And then, suddenly, the money went away. Willis simply shut down all his properties and left - but he didn't stray far. In 2017, Willis began moving forward with plans to build an airstrip not far from Hailey. This resurfaced tensions among residents, some of whom are still angry at the actor for his past actions. Some have even filed a lawsuit against his airstrip.

In the years since he took over the town, the reasons for his actions are still murky. Why did Bruce Willis buy out an entire town and why is he still kicking around Idaho with big ideas?

  • Shorty's Diner Revived The 1950s Vibe In Hailey

    One of the many passion projects Willis took on in Hailey was Shorty's Diner, a 1950s-style malt shop complete with sea foam green booths and a jukebox in the corner. According to The Independent, Shorty's had such a hold on the breakfast crowd that the two other diners in town shut down due to lack of business.

    Even though the diner was a popular attraction in Hailey, one day in May 2008, Willis shuttered the windows and walked away. Terra Korom, Shorty's bookkeeper, recalled: "He came into Shorty's on a Sunday night, clapped his hands, and said: 'Okay. Close the place down. We're done.'"

    The staff was sent home, and that was that, though the diner soon reopened under new management.

  • Photo: Everett Collection /

    Demi Moore Filled A Victorian Mansion With Porcelain Dolls
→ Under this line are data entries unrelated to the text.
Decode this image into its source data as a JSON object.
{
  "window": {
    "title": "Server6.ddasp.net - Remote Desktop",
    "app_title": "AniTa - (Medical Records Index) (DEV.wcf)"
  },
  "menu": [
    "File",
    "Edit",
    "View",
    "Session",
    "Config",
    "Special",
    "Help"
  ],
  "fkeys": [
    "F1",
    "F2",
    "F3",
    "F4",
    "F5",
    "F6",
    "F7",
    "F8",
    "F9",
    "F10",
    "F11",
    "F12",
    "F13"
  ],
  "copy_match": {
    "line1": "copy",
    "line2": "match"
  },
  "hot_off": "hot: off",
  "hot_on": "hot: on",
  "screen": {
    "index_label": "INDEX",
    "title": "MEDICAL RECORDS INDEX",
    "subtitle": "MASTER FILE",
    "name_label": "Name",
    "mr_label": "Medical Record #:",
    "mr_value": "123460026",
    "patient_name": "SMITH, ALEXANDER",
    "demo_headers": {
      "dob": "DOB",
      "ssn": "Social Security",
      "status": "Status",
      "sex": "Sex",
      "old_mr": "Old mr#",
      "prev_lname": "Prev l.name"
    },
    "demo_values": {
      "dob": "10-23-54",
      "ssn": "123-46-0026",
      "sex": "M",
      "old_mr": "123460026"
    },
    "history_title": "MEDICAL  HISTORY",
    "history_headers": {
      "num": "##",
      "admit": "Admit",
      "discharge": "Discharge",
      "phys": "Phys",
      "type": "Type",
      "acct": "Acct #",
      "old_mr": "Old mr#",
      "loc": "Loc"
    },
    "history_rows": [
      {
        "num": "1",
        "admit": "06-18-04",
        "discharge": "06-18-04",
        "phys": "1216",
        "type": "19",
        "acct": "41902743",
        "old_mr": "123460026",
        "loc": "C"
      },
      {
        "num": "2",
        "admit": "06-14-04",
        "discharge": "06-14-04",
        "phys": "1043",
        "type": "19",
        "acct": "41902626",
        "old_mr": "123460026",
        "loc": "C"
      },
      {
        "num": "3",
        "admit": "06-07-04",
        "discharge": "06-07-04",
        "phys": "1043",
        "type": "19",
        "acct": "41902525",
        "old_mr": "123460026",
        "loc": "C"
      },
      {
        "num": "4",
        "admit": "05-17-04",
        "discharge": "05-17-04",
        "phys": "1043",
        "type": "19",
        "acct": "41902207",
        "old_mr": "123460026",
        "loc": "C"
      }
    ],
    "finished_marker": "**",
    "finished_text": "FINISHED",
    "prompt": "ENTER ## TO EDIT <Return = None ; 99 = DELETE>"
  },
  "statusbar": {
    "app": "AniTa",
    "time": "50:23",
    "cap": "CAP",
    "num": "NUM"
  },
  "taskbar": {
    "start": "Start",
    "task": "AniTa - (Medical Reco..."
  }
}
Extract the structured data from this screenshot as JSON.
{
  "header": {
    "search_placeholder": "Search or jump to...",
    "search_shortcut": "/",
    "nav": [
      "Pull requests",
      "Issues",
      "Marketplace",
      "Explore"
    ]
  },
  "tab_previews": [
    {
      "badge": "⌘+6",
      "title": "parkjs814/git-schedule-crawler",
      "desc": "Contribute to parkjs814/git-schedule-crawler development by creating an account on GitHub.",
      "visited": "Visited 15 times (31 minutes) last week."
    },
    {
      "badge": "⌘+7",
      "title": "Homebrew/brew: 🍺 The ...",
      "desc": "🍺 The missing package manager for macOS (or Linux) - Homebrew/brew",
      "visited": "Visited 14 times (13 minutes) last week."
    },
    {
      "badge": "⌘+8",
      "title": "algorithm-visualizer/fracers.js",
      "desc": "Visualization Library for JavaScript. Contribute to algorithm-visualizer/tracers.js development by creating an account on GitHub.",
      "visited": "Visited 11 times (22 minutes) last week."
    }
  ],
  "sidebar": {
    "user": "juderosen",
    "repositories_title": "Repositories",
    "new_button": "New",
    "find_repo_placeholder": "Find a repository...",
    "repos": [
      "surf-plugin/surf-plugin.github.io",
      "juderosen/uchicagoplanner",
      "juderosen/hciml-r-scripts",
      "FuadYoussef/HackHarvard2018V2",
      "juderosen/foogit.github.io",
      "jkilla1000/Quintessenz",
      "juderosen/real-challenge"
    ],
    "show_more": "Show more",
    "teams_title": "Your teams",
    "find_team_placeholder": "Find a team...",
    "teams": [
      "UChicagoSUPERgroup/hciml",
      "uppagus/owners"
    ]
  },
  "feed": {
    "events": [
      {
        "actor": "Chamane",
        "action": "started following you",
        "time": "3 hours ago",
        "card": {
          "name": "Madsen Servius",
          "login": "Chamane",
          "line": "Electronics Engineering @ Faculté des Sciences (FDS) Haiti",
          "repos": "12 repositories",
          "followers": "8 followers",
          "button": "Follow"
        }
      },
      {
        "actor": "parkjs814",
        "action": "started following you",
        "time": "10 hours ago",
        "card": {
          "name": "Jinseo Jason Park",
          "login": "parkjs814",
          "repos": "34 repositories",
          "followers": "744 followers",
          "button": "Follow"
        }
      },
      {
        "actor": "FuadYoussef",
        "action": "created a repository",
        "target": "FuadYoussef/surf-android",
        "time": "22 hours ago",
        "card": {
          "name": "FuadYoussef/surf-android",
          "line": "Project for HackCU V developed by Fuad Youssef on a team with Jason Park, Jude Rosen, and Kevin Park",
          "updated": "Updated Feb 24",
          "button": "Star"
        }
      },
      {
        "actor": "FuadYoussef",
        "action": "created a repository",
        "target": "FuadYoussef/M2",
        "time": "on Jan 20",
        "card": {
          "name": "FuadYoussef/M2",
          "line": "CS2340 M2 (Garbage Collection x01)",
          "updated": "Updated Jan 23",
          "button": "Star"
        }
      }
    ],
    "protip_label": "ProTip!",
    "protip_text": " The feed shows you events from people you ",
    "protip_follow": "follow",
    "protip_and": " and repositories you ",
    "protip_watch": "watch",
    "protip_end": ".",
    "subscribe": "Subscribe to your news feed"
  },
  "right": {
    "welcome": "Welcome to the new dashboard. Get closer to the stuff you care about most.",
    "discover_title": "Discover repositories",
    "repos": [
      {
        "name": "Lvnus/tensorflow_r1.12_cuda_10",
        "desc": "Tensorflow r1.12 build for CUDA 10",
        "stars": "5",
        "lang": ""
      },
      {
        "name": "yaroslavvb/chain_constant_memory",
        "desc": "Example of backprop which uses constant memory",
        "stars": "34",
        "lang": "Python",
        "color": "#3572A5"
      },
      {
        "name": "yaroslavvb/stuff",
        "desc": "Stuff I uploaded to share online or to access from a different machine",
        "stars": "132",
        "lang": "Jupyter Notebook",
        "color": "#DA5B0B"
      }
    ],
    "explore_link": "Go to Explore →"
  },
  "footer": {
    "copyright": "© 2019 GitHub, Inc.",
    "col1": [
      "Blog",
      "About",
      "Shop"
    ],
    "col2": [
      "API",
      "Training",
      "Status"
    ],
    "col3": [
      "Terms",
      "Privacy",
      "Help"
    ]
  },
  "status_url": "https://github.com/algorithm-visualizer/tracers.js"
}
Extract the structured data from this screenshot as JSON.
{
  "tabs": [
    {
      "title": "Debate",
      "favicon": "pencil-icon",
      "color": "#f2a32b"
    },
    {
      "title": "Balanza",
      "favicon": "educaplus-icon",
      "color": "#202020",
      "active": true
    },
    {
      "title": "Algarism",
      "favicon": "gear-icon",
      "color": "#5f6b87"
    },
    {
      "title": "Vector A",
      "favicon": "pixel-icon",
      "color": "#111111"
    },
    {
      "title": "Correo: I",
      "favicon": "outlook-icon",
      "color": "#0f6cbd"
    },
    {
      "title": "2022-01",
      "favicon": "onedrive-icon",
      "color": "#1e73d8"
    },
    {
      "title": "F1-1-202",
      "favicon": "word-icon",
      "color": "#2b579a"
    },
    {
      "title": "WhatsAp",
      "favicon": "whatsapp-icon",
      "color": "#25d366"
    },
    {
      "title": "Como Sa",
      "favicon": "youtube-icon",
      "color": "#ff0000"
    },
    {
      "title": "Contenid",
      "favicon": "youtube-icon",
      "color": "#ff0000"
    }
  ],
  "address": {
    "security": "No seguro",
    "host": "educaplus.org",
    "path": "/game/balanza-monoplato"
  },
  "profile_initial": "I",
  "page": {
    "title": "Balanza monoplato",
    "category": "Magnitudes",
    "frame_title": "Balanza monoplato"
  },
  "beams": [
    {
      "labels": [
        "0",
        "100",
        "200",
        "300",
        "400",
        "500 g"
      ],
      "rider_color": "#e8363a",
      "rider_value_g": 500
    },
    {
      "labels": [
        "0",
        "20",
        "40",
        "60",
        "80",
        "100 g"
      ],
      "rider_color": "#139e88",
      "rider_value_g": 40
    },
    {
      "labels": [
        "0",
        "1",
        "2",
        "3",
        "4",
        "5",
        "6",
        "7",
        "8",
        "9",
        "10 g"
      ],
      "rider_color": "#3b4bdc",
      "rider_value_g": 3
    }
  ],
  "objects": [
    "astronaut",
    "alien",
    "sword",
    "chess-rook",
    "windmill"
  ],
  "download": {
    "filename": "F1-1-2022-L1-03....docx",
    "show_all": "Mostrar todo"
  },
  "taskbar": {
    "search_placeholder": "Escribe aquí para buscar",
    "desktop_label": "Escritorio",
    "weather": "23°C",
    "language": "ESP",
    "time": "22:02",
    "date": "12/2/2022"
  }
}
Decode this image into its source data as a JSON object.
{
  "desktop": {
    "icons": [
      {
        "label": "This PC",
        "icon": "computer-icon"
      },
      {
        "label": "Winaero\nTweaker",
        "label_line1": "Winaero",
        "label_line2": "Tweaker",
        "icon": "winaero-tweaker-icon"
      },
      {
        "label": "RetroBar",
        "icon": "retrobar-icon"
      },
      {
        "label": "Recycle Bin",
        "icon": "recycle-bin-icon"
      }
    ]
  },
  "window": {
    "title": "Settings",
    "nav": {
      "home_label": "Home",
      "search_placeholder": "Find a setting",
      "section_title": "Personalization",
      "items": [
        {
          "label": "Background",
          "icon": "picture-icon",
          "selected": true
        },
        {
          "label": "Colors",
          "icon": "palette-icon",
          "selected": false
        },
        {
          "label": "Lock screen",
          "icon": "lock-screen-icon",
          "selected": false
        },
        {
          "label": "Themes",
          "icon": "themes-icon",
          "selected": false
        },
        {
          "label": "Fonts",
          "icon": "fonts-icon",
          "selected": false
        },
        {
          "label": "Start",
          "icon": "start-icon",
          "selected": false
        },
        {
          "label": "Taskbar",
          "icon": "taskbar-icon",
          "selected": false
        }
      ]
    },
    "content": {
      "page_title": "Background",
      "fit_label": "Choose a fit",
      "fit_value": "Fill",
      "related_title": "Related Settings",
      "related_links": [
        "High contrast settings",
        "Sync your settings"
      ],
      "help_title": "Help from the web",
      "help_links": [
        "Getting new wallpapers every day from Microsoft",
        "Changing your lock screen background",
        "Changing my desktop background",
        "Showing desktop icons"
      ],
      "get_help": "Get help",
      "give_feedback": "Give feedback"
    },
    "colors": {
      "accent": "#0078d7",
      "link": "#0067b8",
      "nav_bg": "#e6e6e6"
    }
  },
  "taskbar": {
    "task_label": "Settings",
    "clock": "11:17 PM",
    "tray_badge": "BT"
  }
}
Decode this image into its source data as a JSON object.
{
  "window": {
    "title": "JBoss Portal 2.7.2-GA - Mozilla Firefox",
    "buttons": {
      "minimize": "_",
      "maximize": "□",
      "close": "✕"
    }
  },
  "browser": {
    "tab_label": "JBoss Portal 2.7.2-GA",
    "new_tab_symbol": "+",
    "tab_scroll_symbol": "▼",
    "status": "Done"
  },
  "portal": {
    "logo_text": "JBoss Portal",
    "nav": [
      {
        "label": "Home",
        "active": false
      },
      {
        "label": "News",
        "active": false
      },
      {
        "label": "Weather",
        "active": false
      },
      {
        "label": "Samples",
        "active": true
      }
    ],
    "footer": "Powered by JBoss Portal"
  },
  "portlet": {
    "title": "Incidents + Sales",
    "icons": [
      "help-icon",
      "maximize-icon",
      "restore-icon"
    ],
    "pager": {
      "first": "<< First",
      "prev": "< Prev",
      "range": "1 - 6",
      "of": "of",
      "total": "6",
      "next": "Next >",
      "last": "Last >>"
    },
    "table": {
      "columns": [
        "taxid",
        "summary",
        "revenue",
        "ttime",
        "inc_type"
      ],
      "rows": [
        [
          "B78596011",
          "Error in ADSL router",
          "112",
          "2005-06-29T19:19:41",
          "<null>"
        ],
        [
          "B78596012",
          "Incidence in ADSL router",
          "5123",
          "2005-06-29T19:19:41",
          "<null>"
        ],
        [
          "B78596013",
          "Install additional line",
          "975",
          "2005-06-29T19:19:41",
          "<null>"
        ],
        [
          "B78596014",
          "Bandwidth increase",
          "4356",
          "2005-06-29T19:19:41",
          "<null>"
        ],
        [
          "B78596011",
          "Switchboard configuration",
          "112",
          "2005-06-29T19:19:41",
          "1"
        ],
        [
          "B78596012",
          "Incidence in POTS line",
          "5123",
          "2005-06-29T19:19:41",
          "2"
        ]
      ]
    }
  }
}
    Many of Willis's purchases in Hailey can be explained as business acumen despite their extravagance, but one seemed inexplicable. After buying a plot of land and everything on it from the Lawson family, Willis's brief neighbors, Willis reportedly pressured the family also to sell him their new home, a Victorian mansion they had just renovated, for far above the asking price.

    Willis gave the home to his then-wife, Demi Moore, for her 30th birthday. Moore used the house as a place to store her collection of porcelain dolls, which at the time numbered around 2,000.

    Ed Lawson later explained, "What Bruce Willis wants, Bruce Willis gets. He makes up his mind what he is going to do and does it."

  • Willis Was Allegedly A Harsh Employer

    Working for Willis was not the most pleasant experience, according to many of his former employees in Hailey. Willis's employees claimed the actor took out his frustrations on them and often fired people with no explanation. Everyone who worked for his establishments had to sign an NDA - talking to the press and other "outsiders" about Willis's business in Hailey was not allowed.

    It wasn't just Willis who was heavy-handed. Moore was known to confront people if she thought they were taking her picture. One story alleges Moore sent her children's nanny to ask for a woman's camera at a Halloween party so she could remove the film, just in case Moore was in any of the photos. The woman refused to hand over the camera.

  • His Career May Have Caused Him To Pull Out Of Hailey

    For a few years in the mid-to-late '90s, Willis reigned at the American box office. But in 1998, Willis pulled his investments out of Hailey without any warning or explanation. He shut down both the Mint and Shorty's, leaving buildings empty on Hailey's Main Street.

    While he was the king of Hailey, Willis paid for extravagant, firework-laden Christmas and Fourth of July celebrations, but after he pulled his investments, the fireworks stopped. Plans for future developments were canceled. Willis also faced a series of lawsuits from former contractors and employees about unpaid invoices and wages.